Despite advances in treatment over the past few decades, rheumatoid arthritis remains a difficult disease to treat due to its complex causes and widespread effects on various body systems. Constant research is aimed at developing new therapies that will improve patient outcomes.
This is another disease treated by a rheumatologist.
Ankylosing spondylitis (AS) is a disease that primarily affects the spine. The spine can become stiff, restricting movement and causing severe pain. AS is often accompanied by other health problems such as joint pain and difficulty breathing. There is currently no cure for AS, but treatment options include medication, surgery, and physical therapy.
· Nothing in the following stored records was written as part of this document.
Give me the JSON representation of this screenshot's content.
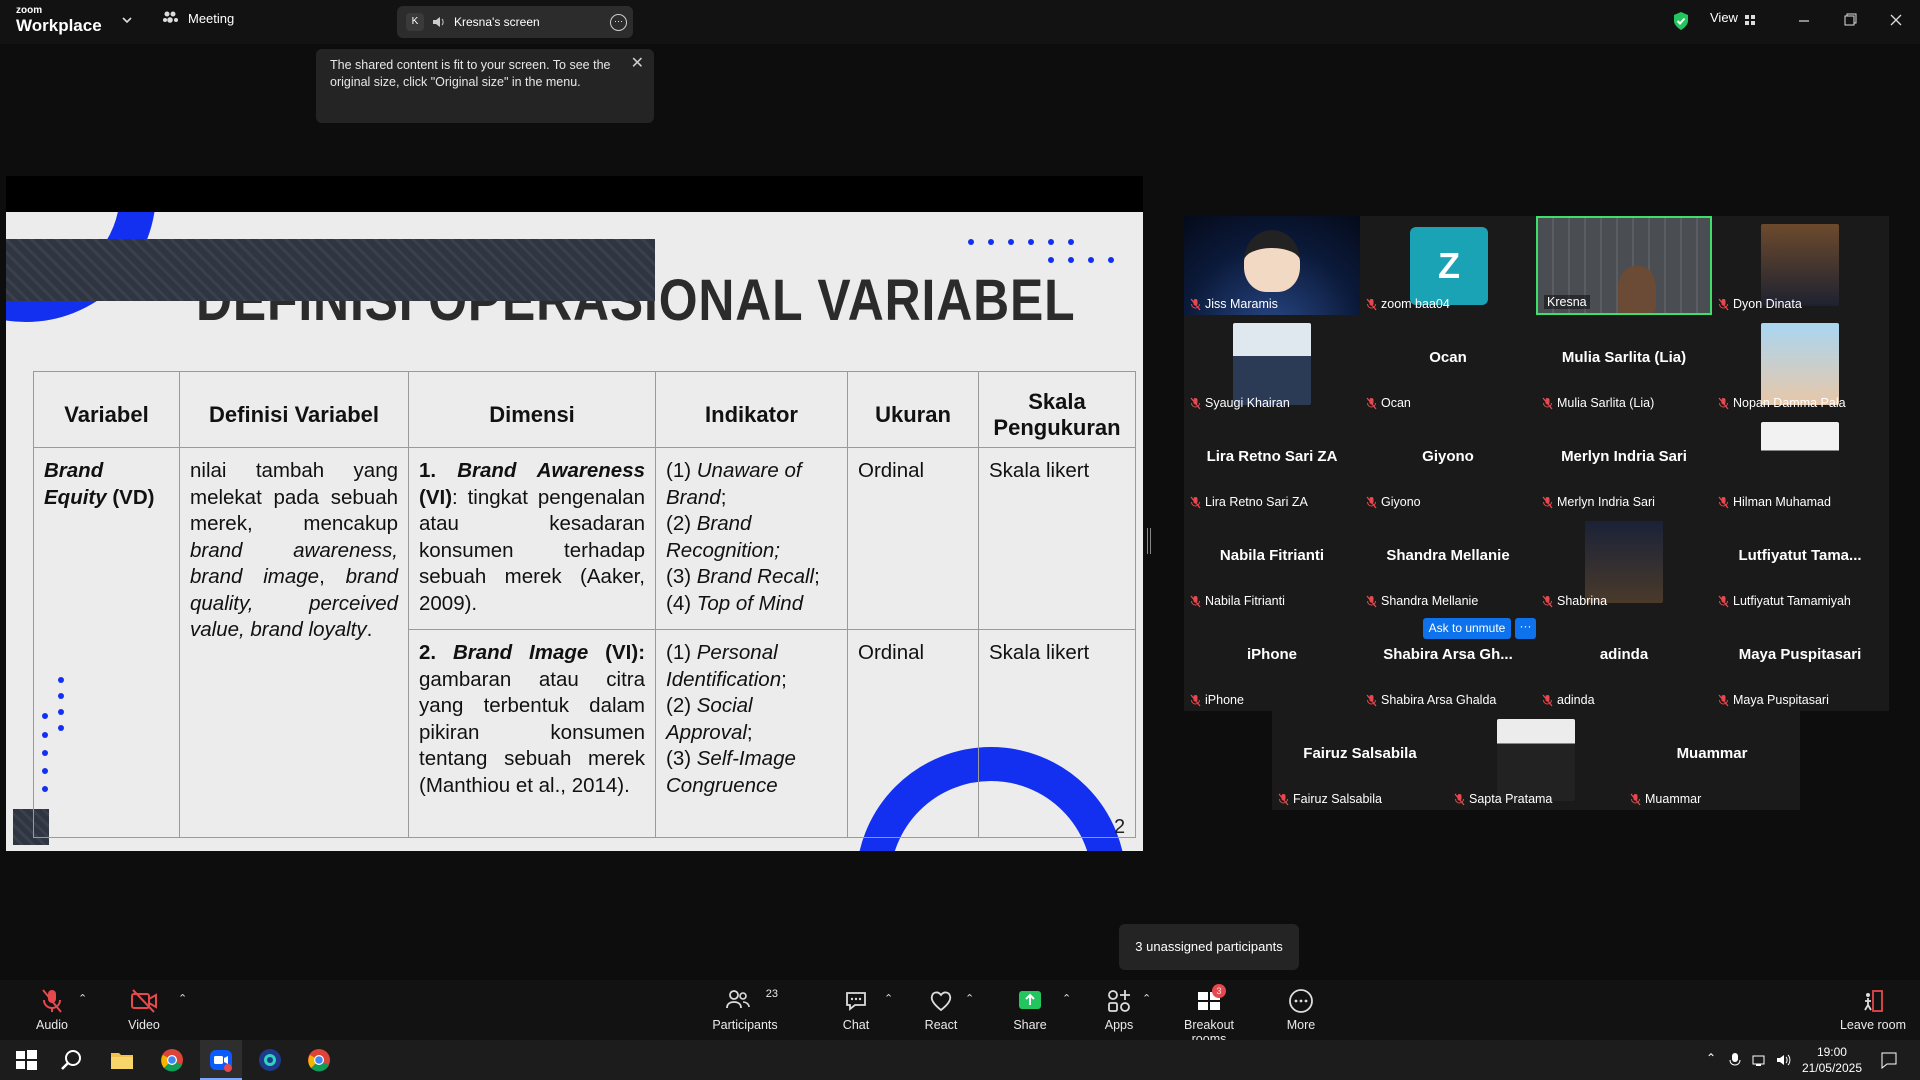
{
  "app": {
    "logo_small": "zoom",
    "logo_big": "Workplace",
    "meeting_label": "Meeting"
  },
  "share": {
    "badge": "K",
    "label": "Kresna's screen"
  },
  "top_right": {
    "view_label": "View"
  },
  "tooltip": {
    "text": "The shared content is fit to your screen. To see the original size, click \"Original size\" in the menu."
  },
  "slide": {
    "title": "DEFINISI OPERASIONAL VARIABEL",
    "page_number": "2",
    "headers": [
      "Variabel",
      "Definisi Variabel",
      "Dimensi",
      "Indikator",
      "Ukuran",
      "Skala Pengukuran"
    ],
    "variable_italic": "Brand Equity",
    "variable_suffix": " (VD)",
    "definition_plain_1": "nilai tambah yang melekat pada sebuah merek, mencakup ",
    "definition_italic": "brand awareness, brand image",
    "definition_plain_2": ", ",
    "definition_italic_2": "brand quality, perceived value, brand loyalty",
    "definition_end": ".",
    "dim1_num": "1. ",
    "dim1_name": "Brand Awareness",
    "dim1_tag": " (VI)",
    "dim1_text": ": tingkat pengenalan atau kesadaran konsumen terhadap sebuah merek (Aaker, 2009).",
    "dim2_num": "2. ",
    "dim2_name": "Brand Image",
    "dim2_tag": " (VI):",
    "dim2_text": " gambaran atau citra yang terbentuk dalam pikiran konsumen tentang sebuah merek (Manthiou et al., 2014).",
    "ind1": [
      {
        "num": "(1) ",
        "text": "Unaware of Brand",
        "end": ";"
      },
      {
        "num": "(2) ",
        "text": "Brand Recognition;",
        "end": ""
      },
      {
        "num": "(3) ",
        "text": "Brand Recall",
        "end": ";"
      },
      {
        "num": "(4) ",
        "text": "Top of Mind",
        "end": ""
      }
    ],
    "ind2": [
      {
        "num": "(1) ",
        "text": "Personal Identification",
        "end": ";"
      },
      {
        "num": "(2) ",
        "text": "Social Approval",
        "end": ";"
      },
      {
        "num": "(3) ",
        "text": "Self-Image Congruence",
        "end": ""
      }
    ],
    "ukuran": "Ordinal",
    "skala": "Skala likert"
  },
  "participants": [
    {
      "center": "",
      "label": "Jiss Maramis"
    },
    {
      "center": "Z",
      "label": "zoom baa04"
    },
    {
      "center": "",
      "label": "Kresna"
    },
    {
      "center": "",
      "label": "Dyon Dinata"
    },
    {
      "center": "",
      "label": "Syaugi Khairan"
    },
    {
      "center": "Ocan",
      "label": "Ocan"
    },
    {
      "center": "Mulia Sarlita (Lia)",
      "label": "Mulia Sarlita (Lia)"
    },
    {
      "center": "",
      "label": "Nopan Damma Pala"
    },
    {
      "center": "Lira Retno Sari ZA",
      "label": "Lira Retno Sari ZA"
    },
    {
      "center": "Giyono",
      "label": "Giyono"
    },
    {
      "center": "Merlyn Indria Sari",
      "label": "Merlyn Indria Sari"
    },
    {
      "center": "",
      "label": "Hilman Muhamad"
    },
    {
      "center": "Nabila Fitrianti",
      "label": "Nabila Fitrianti"
    },
    {
      "center": "Shandra Mellanie",
      "label": "Shandra Mellanie"
    },
    {
      "center": "",
      "label": "Shabrina"
    },
    {
      "center": "Lutfiyatut Tama...",
      "label": "Lutfiyatut Tamamiyah"
    },
    {
      "center": "iPhone",
      "label": "iPhone"
    },
    {
      "center": "Shabira Arsa Gh...",
      "label": "Shabira Arsa Ghalda"
    },
    {
      "center": "adinda",
      "label": "adinda"
    },
    {
      "center": "Maya Puspitasari",
      "label": "Maya Puspitasari"
    },
    {
      "center": "Fairuz Salsabila",
      "label": "Fairuz Salsabila"
    },
    {
      "center": "",
      "label": "Sapta Pratama"
    },
    {
      "center": "Muammar",
      "label": "Muammar"
    }
  ],
  "ask_to_unmute": "Ask to unmute",
  "ask_more": "···",
  "unassigned_tip": "3 unassigned participants",
  "toolbar": {
    "audio": "Audio",
    "video": "Video",
    "participants": "Participants",
    "participants_count": "23",
    "chat": "Chat",
    "react": "React",
    "share": "Share",
    "apps": "Apps",
    "breakout": "Breakout rooms",
    "breakout_badge": "3",
    "more": "More",
    "leave": "Leave room"
  },
  "taskbar": {
    "time": "19:00",
    "date": "21/05/2025"
  },
  "colors": {
    "accent_blue": "#1330f0",
    "zoom_blue": "#0e72ed",
    "active_green": "#3ce06a",
    "mic_red": "#e5484d"
  }
}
For a rheumatologist, the main goal is to find the cause of the disease through a series of tests, such as X-rays and MRIs. Once the cause is identified, a rheumatologist may recommend treatment to relieve symptoms.
Crohn’s disease and rheumatology
Crohn’s disease (CD) is inflammatory bowel disease (IBD) that affects the intestines. It is characterized by inflammation, ulceration, and cellular infiltration of the lamina propria of the intestinal wall. The cause of CD is unknown, but it is thought to be a combination of environmental and genetic factors. There is no cure for celiac disease, but medications can help manage the symptoms.
These are just some of the conditions that a rheumatologist can treat. They also specialize in the diagnosis and treatment of other rheumatic diseases, conditions caused by inflammation of the joints.
If you are pursuing a career in medicine, a career in rheumatology might be a good choice. It is helpful to have a complete understanding of what rheumatologists do and how they approach their work.